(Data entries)
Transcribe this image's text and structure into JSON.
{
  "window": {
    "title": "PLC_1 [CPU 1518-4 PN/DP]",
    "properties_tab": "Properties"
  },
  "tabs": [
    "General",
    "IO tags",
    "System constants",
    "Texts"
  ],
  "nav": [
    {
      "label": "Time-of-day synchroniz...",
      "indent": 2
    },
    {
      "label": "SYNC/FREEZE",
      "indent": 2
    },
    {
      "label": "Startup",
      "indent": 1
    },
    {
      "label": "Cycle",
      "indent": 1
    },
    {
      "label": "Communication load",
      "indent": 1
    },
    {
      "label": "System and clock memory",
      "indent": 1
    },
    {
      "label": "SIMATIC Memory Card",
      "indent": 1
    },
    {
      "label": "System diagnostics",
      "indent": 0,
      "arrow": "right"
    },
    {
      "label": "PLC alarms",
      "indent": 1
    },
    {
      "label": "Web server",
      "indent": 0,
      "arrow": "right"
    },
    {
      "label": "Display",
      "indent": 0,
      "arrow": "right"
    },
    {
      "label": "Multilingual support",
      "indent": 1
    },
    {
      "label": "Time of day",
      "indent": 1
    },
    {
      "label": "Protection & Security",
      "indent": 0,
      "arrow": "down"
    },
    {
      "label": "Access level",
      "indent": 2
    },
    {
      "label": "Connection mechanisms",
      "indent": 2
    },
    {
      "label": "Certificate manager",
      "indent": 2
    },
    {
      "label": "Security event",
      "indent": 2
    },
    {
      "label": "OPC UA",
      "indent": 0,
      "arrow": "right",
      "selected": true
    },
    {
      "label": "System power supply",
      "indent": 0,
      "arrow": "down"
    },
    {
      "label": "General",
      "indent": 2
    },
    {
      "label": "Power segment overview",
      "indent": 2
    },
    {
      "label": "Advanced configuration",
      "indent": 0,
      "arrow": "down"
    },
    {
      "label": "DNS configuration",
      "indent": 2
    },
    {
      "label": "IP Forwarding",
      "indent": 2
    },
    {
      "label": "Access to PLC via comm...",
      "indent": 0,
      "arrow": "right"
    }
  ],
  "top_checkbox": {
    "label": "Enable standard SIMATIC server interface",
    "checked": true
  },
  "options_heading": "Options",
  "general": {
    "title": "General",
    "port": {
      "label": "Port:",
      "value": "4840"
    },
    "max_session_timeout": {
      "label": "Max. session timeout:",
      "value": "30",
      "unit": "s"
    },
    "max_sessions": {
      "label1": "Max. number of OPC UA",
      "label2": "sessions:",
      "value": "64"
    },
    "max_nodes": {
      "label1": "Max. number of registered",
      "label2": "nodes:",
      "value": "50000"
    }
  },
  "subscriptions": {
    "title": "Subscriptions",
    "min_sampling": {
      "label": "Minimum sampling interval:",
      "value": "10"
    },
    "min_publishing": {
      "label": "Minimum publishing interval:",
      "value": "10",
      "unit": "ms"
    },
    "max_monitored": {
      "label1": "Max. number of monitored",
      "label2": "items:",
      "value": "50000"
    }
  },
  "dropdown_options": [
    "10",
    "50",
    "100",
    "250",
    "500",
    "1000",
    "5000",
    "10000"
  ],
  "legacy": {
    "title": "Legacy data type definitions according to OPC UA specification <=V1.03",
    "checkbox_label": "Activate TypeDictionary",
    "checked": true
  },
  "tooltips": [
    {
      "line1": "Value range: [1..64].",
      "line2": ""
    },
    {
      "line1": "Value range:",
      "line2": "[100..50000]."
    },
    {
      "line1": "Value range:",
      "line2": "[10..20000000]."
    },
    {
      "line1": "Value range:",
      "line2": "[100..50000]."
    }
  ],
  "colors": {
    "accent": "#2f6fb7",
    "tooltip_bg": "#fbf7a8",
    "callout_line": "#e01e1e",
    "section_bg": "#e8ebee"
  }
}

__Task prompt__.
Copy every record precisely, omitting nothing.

__Solution__.
Transcribe this image's text and structure into JSON.
{
  "window": {
    "title": "PLC_1 [CPU 1518-4 PN/DP]",
    "properties_tab": "Properties"
  },
  "tabs": [
    "General",
    "IO tags",
    "System constants",
    "Texts"
  ],
  "nav": [
    {
      "label": "Time-of-day synchroniz...",
      "indent": 2
    },
    {
      "label": "SYNC/FREEZE",
      "indent": 2
    },
    {
      "label": "Startup",
      "indent": 1
    },
    {
      "label": "Cycle",
      "indent": 1
    },
    {
      "label": "Communication load",
      "indent": 1
    },
    {
      "label": "System and clock memory",
      "indent": 1
    },
    {
      "label": "SIMATIC Memory Card",
      "indent": 1
    },
    {
      "label": "System diagnostics",
      "indent": 0,
      "arrow": "right"
    },
    {
      "label": "PLC alarms",
      "indent": 1
    },
    {
      "label": "Web server",
      "indent": 0,
      "arrow": "right"
    },
    {
      "label": "Display",
      "indent": 0,
      "arrow": "right"
    },
    {
      "label": "Multilingual support",
      "indent": 1
    },
    {
      "label": "Time of day",
      "indent": 1
    },
    {
      "label": "Protection & Security",
      "indent": 0,
      "arrow": "down"
    },
    {
      "label": "Access level",
      "indent": 2
    },
    {
      "label": "Connection mechanisms",
      "indent": 2
    },
    {
      "label": "Certificate manager",
      "indent": 2
    },
    {
      "label": "Security event",
      "indent": 2
    },
    {
      "label": "OPC UA",
      "indent": 0,
      "arrow": "right",
      "selected": true
    },
    {
      "label": "System power supply",
      "indent": 0,
      "arrow": "down"
    },
    {
      "label": "General",
      "indent": 2
    },
    {
      "label": "Power segment overview",
      "indent": 2
    },
    {
      "label": "Advanced configuration",
      "indent": 0,
      "arrow": "down"
    },
    {
      "label": "DNS configuration",
      "indent": 2
    },
    {
      "label": "IP Forwarding",
      "indent": 2
    },
    {
      "label": "Access to PLC via comm...",
      "indent": 0,
      "arrow": "right"
    }
  ],
  "top_checkbox": {
    "label": "Enable standard SIMATIC server interface",
    "checked": true
  },
  "options_heading": "Options",
  "general": {
    "title": "General",
    "port": {
      "label": "Port:",
      "value": "4840"
    },
    "max_session_timeout": {
      "label": "Max. session timeout:",
      "value": "30",
      "unit": "s"
    },
    "max_sessions": {
      "label1": "Max. number of OPC UA",
      "label2": "sessions:",
      "value": "64"
    },
    "max_nodes": {
      "label1": "Max. number of registered",
      "label2": "nodes:",
      "value": "50000"
    }
  },
  "subscriptions": {
    "title": "Subscriptions",
    "min_sampling": {
      "label": "Minimum sampling interval:",
      "value": "10"
    },
    "min_publishing": {
      "label": "Minimum publishing interval:",
      "value": "10",
      "unit": "ms"
    },
    "max_monitored": {
      "label1": "Max. number of monitored",
      "label2": "items:",
      "value": "50000"
    }
  },
  "dropdown_options": [
    "10",
    "50",
    "100",
    "250",
    "500",
    "1000",
    "5000",
    "10000"
  ],
  "legacy": {
    "title": "Legacy data type definitions according to OPC UA specification <=V1.03",
    "checkbox_label": "Activate TypeDictionary",
    "checked": true
  },
  "tooltips": [
    {
      "line1": "Value range: [1..64].",
      "line2": ""
    },
    {
      "line1": "Value range:",
      "line2": "[100..50000]."
    },
    {
      "line1": "Value range:",
      "line2": "[10..20000000]."
    },
    {
      "line1": "Value range:",
      "line2": "[100..50000]."
    }
  ],
  "colors": {
    "accent": "#2f6fb7",
    "tooltip_bg": "#fbf7a8",
    "callout_line": "#e01e1e",
    "section_bg": "#e8ebee"
  }
}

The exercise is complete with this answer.